Every entry has to be output exactly, with none skipped.
=== Excerpted data ===
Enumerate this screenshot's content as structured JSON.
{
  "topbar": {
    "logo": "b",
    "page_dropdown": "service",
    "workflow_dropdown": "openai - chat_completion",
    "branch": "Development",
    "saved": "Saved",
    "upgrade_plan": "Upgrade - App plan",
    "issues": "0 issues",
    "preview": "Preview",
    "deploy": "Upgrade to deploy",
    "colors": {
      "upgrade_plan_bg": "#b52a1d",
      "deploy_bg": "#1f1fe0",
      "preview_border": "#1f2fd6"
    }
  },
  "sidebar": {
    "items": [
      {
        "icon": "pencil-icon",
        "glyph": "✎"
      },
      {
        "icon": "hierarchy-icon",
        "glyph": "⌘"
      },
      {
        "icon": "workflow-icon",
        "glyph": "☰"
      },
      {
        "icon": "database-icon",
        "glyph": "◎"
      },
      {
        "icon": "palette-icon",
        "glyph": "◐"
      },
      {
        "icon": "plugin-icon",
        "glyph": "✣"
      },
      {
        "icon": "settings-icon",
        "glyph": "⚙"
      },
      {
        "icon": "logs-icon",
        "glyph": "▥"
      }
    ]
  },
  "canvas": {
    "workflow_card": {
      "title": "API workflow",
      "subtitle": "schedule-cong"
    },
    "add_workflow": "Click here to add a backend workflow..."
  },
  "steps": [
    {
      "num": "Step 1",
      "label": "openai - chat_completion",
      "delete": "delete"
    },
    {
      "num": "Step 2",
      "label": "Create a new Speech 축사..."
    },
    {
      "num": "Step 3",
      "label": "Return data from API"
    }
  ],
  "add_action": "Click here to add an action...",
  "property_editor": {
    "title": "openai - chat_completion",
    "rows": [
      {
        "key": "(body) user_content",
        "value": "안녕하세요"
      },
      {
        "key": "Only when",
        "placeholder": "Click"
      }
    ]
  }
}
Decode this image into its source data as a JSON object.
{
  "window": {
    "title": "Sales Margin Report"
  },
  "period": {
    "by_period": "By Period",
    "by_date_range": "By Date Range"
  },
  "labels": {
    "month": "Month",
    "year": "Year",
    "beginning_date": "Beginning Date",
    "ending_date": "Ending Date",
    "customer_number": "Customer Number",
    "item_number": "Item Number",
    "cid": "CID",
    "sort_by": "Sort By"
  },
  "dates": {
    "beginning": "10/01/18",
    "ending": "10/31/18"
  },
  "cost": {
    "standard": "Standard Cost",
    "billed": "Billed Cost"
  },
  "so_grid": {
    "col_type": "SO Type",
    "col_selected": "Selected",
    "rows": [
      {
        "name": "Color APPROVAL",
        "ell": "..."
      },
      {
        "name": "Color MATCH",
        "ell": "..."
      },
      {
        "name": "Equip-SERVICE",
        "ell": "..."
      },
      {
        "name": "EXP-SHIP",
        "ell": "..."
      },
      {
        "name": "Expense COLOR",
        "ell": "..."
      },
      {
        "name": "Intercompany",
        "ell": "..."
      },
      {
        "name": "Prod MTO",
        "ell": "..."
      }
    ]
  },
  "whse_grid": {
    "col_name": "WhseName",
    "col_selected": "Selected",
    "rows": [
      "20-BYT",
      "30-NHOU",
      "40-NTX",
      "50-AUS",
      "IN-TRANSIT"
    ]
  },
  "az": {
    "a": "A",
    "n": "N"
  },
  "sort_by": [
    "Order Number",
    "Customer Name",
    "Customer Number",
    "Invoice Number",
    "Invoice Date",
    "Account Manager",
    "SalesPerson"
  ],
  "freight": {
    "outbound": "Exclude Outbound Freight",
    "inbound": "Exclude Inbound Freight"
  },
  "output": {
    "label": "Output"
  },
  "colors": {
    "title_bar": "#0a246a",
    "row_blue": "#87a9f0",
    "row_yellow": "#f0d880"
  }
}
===
## [Answer below]
Enumerate this screenshot's content as structured JSON.
{
  "topbar": {
    "logo": "b",
    "page_dropdown": "service",
    "workflow_dropdown": "openai - chat_completion",
    "branch": "Development",
    "saved": "Saved",
    "upgrade_plan": "Upgrade - App plan",
    "issues": "0 issues",
    "preview": "Preview",
    "deploy": "Upgrade to deploy",
    "colors": {
      "upgrade_plan_bg": "#b52a1d",
      "deploy_bg": "#1f1fe0",
      "preview_border": "#1f2fd6"
    }
  },
  "sidebar": {
    "items": [
      {
        "icon": "pencil-icon",
        "glyph": "✎"
      },
      {
        "icon": "hierarchy-icon",
        "glyph": "⌘"
      },
      {
        "icon": "workflow-icon",
        "glyph": "☰"
      },
      {
        "icon": "database-icon",
        "glyph": "◎"
      },
      {
        "icon": "palette-icon",
        "glyph": "◐"
      },
      {
        "icon": "plugin-icon",
        "glyph": "✣"
      },
      {
        "icon": "settings-icon",
        "glyph": "⚙"
      },
      {
        "icon": "logs-icon",
        "glyph": "▥"
      }
    ]
  },
  "canvas": {
    "workflow_card": {
      "title": "API workflow",
      "subtitle": "schedule-cong"
    },
    "add_workflow": "Click here to add a backend workflow..."
  },
  "steps": [
    {
      "num": "Step 1",
      "label": "openai - chat_completion",
      "delete": "delete"
    },
    {
      "num": "Step 2",
      "label": "Create a new Speech 축사..."
    },
    {
      "num": "Step 3",
      "label": "Return data from API"
    }
  ],
  "add_action": "Click here to add an action...",
  "property_editor": {
    "title": "openai - chat_completion",
    "rows": [
      {
        "key": "(body) user_content",
        "value": "안녕하세요"
      },
      {
        "key": "Only when",
        "placeholder": "Click"
      }
    ]
  }
}
Decode this image into its source data as a JSON object.
{
  "window": {
    "title": "Sales Margin Report"
  },
  "period": {
    "by_period": "By Period",
    "by_date_range": "By Date Range"
  },
  "labels": {
    "month": "Month",
    "year": "Year",
    "beginning_date": "Beginning Date",
    "ending_date": "Ending Date",
    "customer_number": "Customer Number",
    "item_number": "Item Number",
    "cid": "CID",
    "sort_by": "Sort By"
  },
  "dates": {
    "beginning": "10/01/18",
    "ending": "10/31/18"
  },
  "cost": {
    "standard": "Standard Cost",
    "billed": "Billed Cost"
  },
  "so_grid": {
    "col_type": "SO Type",
    "col_selected": "Selected",
    "rows": [
      {
        "name": "Color APPROVAL",
        "ell": "..."
      },
      {
        "name": "Color MATCH",
        "ell": "..."
      },
      {
        "name": "Equip-SERVICE",
        "ell": "..."
      },
      {
        "name": "EXP-SHIP",
        "ell": "..."
      },
      {
        "name": "Expense COLOR",
        "ell": "..."
      },
      {
        "name": "Intercompany",
        "ell": "..."
      },
      {
        "name": "Prod MTO",
        "ell": "..."
      }
    ]
  },
  "whse_grid": {
    "col_name": "WhseName",
    "col_selected": "Selected",
    "rows": [
      "20-BYT",
      "30-NHOU",
      "40-NTX",
      "50-AUS",
      "IN-TRANSIT"
    ]
  },
  "az": {
    "a": "A",
    "n": "N"
  },
  "sort_by": [
    "Order Number",
    "Customer Name",
    "Customer Number",
    "Invoice Number",
    "Invoice Date",
    "Account Manager",
    "SalesPerson"
  ],
  "freight": {
    "outbound": "Exclude Outbound Freight",
    "inbound": "Exclude Inbound Freight"
  },
  "output": {
    "label": "Output"
  },
  "colors": {
    "title_bar": "#0a246a",
    "row_blue": "#87a9f0",
    "row_yellow": "#f0d880"
  }
}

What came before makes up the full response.